“Anthropology meets Urban Planning in an old city in the Netherlands” sums it up pretty well. It explores the relationship between the people of Leiden and their old urban environment. What’s it like to live a totally modern life in a very old place? How does this old pattern of city building shape the lives of people? How does it support a sense of community or physical activity? It’s these kinds of questions Cobblestone Stories explores.
Yes and no. Cobblestone Stories is an “ethnographic documentary” so the style is a bit different than a regular documentary. Rather than talking heads and voice overs telling viewers what to think, CS uses the immersive, experiential quality of ethnographic film. The idea is to show, rather than tell, and let viewers get some real sense of what it would be like to live in the city; to let them notice things on their own, ask their own questions and search for answers in the images and sounds.
It came out of a basic disconnect in my classroom (I’m an Anthropology Professor at Oregon Tech). In a couple of my classes I raised a basic question about the American man-made environment: “Is it time to reconsider the pattern of Urban Sprawl?” Being an anthropology class, a second question then comes up: “Is sprawl a good habitat for humans?” Fun stuff and critically important, I believe. The problem was that my students had a very hard time imagining what life would be like in different urban pattern. They could learn the terminology easily enough – walkability, mixed use and so on, but they couldn’t connect the words to a lifestyle. Being Americans, most of them had grown up in car-centered landscapes and saw driving everywhere as perfectly normal. Now, when they see Cobblestone Stories, they “get it” and a new kind of conversation begins.
Everyone, of course. Well, it’s mostly for people interested in making better places for people to live. There’s a lot of that going on in America these days and I hope this film is a useful addition to that conversation. It’s also designed for students of urban design and planning; the more urban planning theory you know, the more you will see in the film. But, it’s also a good introduction to the whole topic of “livable” cities. You don’t need to know anything about urban planning to enjoy and learn from Cobblestone Stories.
The biggest difference comes from approaching the topic from the perspective of an anthropological archaeologist. When working on my Ph.D. in Anthropology (University of Arizona, 1999), I was immersed in an approach called “Behavioral Archaeology,” which sees archaeology as the study of the relationship between people and their material culture in all times and places. That means archaeologists can study all sorts of things, not just ancient civilizations. While architects or urban planners often focus on the material culture (buildings, roads, transportation) and cultural anthropologists or sociologists focus on the people, behavioral archaeologists focus on the patterns of behavior that come from the relationship between the two. Not surprisingly, this results in a different sort of film.

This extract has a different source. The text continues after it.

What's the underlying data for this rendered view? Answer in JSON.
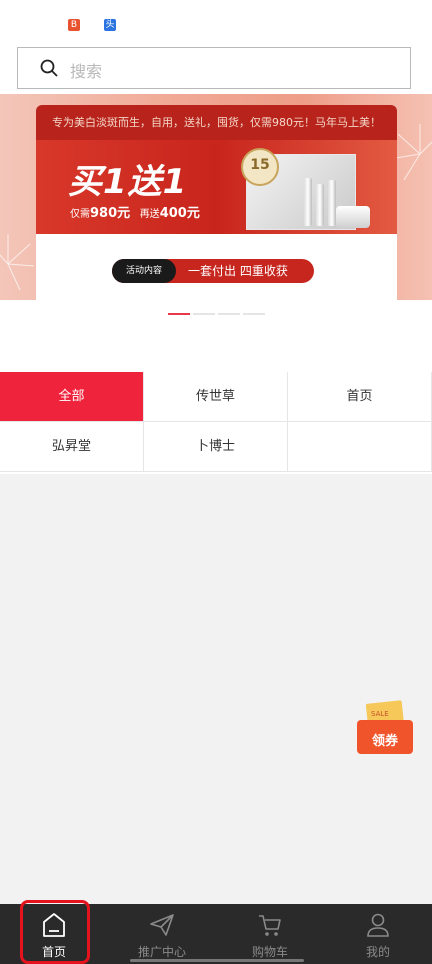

There are two films that stand out in my mind. The first is William “Holly” Whyte’s “The Social Life of Small Urban Spaces” (1980) which is a quirky, voyeuristic look at how people use plaza spaces in New York City. It’s a classic in urban planning circles, largely because people really enjoy watching people (which is actually one of Whyte’s big points in the film).
The second is “True Stories” by the rock band The Talking Heads (1986), which is a very eccentric “mockumentary” of life in America during the 1980’s. There’s a moment in the film where David Byrne turns to the camera and says “I have something to say about the difference between American and European cities. But, I forgot what it is. I have it written down at home somewhere.” What an unusual thing to say in a movie! In a way, Cobblestone Stories is a response to that unsaid thought.
Of course there are other influences, including a touch of Rick Steves (the “Rick Steves Europe” travel show on PBS). Trying to film people moving through tight spaces, like alleyways, was a real challenge and I got some clues on how to approach it from Stanley Kubrick’s “The Shining.” There are also influences from ethnographic filmmakers, Jean Rouch and Robert Gardner in particular. One of the greatest influences overall came from studying ethnographic filmmaking at the University of Leiden with Metje Postma and Janine Prins. The Leiden School approach is to show, not tell, and to use “plan sequences” which show whole acts from start to finish (compressed for time, of course). Their view is that you should be able to tell the story visually, without needing voice overs.
I visited Leiden for the first time in 1995 for an archaeology conference and was absolutely thunderstruck. I had been reading a lot of books on urban planning and the downsides of urban sprawl and, suddenly, it all made sense. I could actually “feel” the difference deep down inside. It just felt good. I returned several times to visit friends and each time I thought “I must try living here.” It’s one thing to be a tourist in a place and something else entirely to live there. So, to make this film, I moved to Leiden with my family and lived there for a year. This meant dealing with all the things of daily life – finding a doctor, taking kids to school, buying groceries, waiting for the cable guy, shipping packages, and so on. How would my first impressions hold up against the reality of daily living? Of course, this is the classic participant observation approach used by anthropologists and is one of the elements of the film.